*** EXERCISE DATA ***

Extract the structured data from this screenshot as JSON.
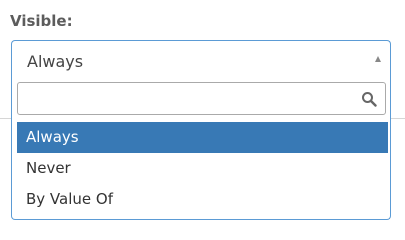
{
  "field": {
    "label": "Visible:",
    "selected": "Always"
  },
  "dropdown": {
    "search_placeholder": "",
    "options": [
      "Always",
      "Never",
      "By Value Of"
    ],
    "highlighted_index": 0
  },
  "colors": {
    "focus_border": "#5b9bd5",
    "highlight": "#3879b5"
  }
}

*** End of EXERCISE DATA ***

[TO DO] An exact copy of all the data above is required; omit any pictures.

[WRITTEN REPLY]
Extract the structured data from this screenshot as JSON.
{
  "field": {
    "label": "Visible:",
    "selected": "Always"
  },
  "dropdown": {
    "search_placeholder": "",
    "options": [
      "Always",
      "Never",
      "By Value Of"
    ],
    "highlighted_index": 0
  },
  "colors": {
    "focus_border": "#5b9bd5",
    "highlight": "#3879b5"
  }
}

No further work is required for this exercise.